Work instructions: The answer should be one number only, namely how many lines of the records hold the word "감면유형".

Material supplied:
-*-*-

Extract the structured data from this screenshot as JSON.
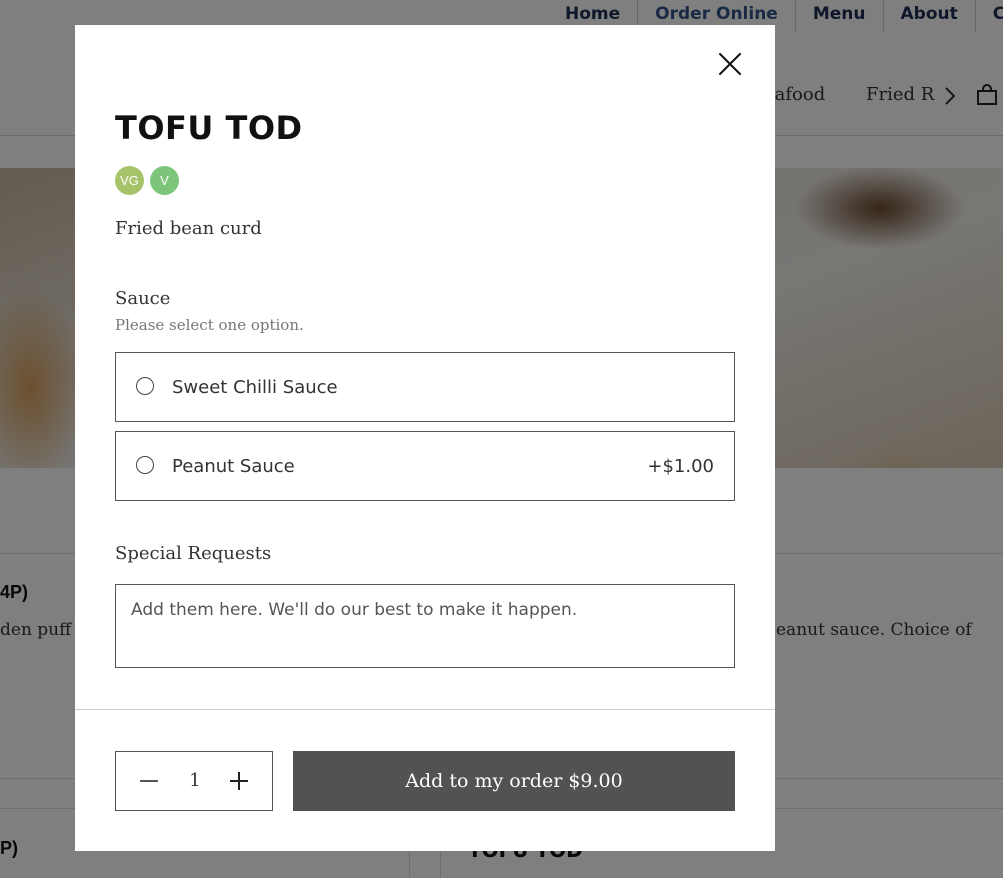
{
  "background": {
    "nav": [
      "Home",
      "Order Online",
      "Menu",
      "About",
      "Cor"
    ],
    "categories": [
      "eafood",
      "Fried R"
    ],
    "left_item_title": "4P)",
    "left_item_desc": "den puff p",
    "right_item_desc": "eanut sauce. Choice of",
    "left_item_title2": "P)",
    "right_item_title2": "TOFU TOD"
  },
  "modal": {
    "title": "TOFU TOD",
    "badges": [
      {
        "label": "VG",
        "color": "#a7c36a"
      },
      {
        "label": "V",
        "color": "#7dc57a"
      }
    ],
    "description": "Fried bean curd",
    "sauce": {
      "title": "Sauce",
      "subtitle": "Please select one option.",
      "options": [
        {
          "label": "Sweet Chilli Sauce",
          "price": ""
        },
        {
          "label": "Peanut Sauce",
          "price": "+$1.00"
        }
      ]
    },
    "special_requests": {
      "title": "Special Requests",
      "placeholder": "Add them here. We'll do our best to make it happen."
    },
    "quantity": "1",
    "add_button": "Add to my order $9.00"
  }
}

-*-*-

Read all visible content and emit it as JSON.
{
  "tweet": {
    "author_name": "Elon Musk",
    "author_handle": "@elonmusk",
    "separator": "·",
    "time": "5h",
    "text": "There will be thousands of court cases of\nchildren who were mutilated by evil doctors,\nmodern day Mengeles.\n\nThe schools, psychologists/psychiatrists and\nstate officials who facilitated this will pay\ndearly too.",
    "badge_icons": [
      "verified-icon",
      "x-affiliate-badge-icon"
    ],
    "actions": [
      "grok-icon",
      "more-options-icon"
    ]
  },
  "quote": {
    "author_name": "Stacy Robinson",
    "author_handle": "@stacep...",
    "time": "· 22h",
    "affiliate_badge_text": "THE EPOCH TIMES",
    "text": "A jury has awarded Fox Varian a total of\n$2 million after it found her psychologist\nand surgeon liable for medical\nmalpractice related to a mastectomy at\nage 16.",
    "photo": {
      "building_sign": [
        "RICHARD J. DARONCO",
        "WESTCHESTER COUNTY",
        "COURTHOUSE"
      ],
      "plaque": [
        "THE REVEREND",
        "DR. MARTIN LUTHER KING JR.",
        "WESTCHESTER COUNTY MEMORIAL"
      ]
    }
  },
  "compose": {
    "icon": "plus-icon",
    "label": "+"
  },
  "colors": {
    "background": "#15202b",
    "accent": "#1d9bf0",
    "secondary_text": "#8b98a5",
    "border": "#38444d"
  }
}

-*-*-

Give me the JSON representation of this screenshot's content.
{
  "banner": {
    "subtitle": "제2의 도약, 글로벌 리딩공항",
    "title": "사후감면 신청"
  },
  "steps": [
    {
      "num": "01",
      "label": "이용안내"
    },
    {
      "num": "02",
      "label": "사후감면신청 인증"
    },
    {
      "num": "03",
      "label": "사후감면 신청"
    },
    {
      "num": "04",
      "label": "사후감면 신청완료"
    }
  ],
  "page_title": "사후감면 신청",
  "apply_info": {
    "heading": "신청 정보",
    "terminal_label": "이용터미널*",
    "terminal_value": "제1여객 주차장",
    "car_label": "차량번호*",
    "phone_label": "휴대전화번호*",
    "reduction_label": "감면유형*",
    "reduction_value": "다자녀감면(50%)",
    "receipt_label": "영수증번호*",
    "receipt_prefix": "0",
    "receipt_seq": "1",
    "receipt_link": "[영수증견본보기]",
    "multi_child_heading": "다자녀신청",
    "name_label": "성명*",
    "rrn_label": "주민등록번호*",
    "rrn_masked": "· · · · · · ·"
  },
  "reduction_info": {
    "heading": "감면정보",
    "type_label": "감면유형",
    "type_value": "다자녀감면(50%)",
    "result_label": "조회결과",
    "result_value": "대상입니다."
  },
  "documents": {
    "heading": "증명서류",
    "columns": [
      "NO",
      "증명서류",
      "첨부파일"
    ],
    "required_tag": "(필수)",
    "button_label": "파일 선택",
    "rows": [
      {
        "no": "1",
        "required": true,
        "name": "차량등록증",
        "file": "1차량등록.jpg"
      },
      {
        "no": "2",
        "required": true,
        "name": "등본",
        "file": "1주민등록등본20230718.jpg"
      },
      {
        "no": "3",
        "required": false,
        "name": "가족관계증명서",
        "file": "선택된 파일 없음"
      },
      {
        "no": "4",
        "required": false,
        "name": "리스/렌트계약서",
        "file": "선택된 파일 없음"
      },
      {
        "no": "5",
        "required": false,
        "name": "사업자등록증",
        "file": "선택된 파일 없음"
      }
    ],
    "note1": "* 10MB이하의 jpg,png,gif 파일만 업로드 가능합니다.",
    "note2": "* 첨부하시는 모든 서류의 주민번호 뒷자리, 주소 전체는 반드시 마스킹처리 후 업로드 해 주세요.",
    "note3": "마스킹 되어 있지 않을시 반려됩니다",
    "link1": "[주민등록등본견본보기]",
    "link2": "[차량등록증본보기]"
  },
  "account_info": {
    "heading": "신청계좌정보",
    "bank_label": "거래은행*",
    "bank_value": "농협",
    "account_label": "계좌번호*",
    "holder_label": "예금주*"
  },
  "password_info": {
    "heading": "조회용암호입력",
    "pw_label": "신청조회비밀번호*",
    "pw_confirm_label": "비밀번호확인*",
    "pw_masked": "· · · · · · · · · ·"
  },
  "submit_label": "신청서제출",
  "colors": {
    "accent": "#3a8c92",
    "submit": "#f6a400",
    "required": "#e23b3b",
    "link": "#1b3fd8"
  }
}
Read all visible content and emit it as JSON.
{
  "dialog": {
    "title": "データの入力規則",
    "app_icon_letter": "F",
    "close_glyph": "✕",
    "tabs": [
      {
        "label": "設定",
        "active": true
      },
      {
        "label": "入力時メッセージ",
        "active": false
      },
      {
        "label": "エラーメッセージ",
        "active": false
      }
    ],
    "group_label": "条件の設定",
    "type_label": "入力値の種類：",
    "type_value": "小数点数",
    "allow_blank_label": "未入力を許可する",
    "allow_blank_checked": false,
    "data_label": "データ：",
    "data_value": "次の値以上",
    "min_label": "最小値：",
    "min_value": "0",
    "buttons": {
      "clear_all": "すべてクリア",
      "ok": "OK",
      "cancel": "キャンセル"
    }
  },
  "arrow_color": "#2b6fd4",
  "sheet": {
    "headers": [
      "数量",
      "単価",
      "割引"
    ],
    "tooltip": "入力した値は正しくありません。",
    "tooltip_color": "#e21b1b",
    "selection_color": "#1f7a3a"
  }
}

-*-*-

Solved exercise: 2